Mystical Lenormand Cards

This small 36-card deck encourages readers to explore their own intuition and associations to interpret the cards, or refer to the accompanying 34-page booklet for guidance on each card meaning. The well-written booklet also includes instructions for three different card spreads. The vivid artwork was created by Swiss artist Urban Trösch using a time-honoured technique of egg tempera on wood with a chalk base.


Every Day Oracle
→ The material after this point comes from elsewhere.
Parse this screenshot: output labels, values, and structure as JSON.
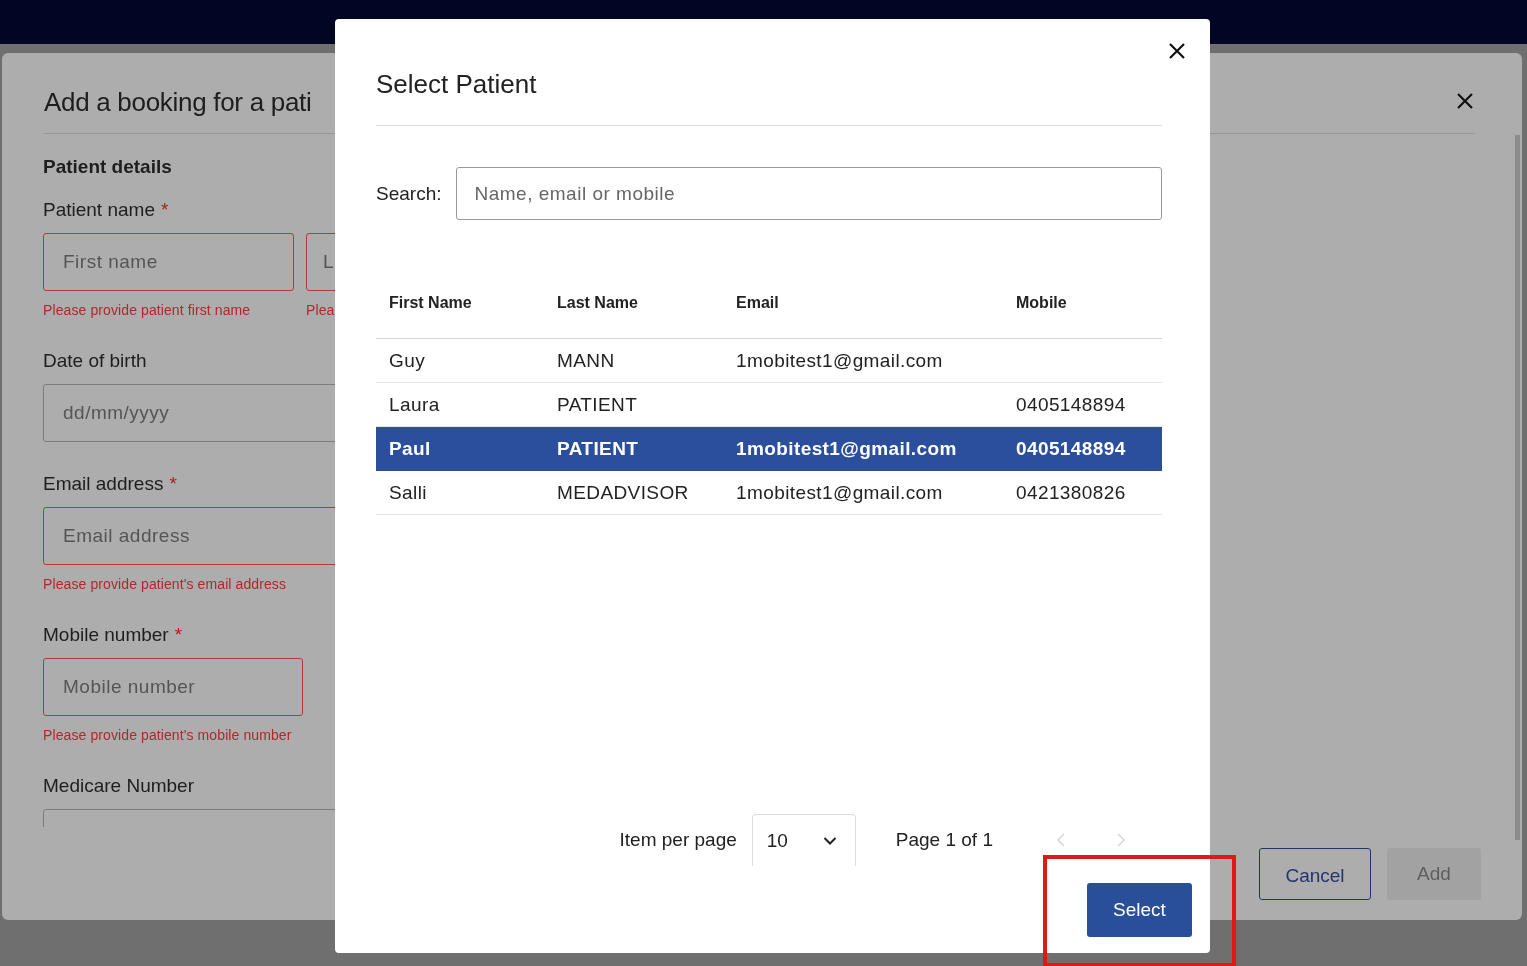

52 Cards 60 x 96mm & Multi-lingual Guidebook (English, Spanish, French, German & Italian). The Every Day Oracle is, according to the booklet, an authentic Italian Oracle. There are 52 cards, just as in a playing card deck. In fact, the cards are all named as such: Ace of hearts, Queen of Spades, Three of Clubs, etc. However, there are no suit designations on the cards, just a letter and a number. The numbers indicate what number the card is, 1–10, and the Jacks, Queens, and Kings are 11, 12, and 13. The letter indicates which suit the card belongs to. The letter, however, correspond to the Italian names of the suits: C = hearts, F = clubs, Q = diamonds, and P = spades. Having the card suit and number will let you look up the meanings, as that is how they are organized in the accompanying booklet. This deck is great for fortune-telling. You can just look up the meanings or figure out the obvious meanings by the pictures on the cards. The images are even easier to read than Lenormand because there is slightly more activity and the images are more literal. Seriously, if you like oracles and are interested in one that is easier to read than a Lenormand, you should give this deck a try Oracle cards are a set of cards used for divination. They are not divided up into suites like tarot–in fact, most oracle deck don’t have any divisions at all. Each card has a picture and a name, and nothing else. No suites, no elemental associations, no numerological or astrological associations aside from what’s given to the reader in the painting itself. There is nothing outside of the oracle card to tell you what it means. What I mean by that is, there is no association telling you that pentacles is connected to earth element and implies stability and fertility. What’s in the picture is all you get to figure out the card. How do you use these cards? Pretty much like you would use a tarot deck. You decide on a layout–one card, yes/no, three cards, crosses or lines, etc.–and phrase a question. Shuffle how you wish and then lay out or pull the cards. There are no reversals in oracle cards as far as I can tell. Reversals would strike me as rather pointless, since oracle cards tend to emphasize positive occurrences by their very nature. Then you read the cards to find the answer. Because oracle cards don’t have number, elemental, or suit references to help read them, the reader is forced to be more intuitive in order to gain insight into an answer. Unlike tarot, oracle cards tend to emphasize positive thought. You won’t find something like the swords suit in an oracle card deck. There are some cards that look negative on the surface, but if you look closely, they are actually framing that negativity differently than expected so that it is positive. Which is very, very interesting to work with.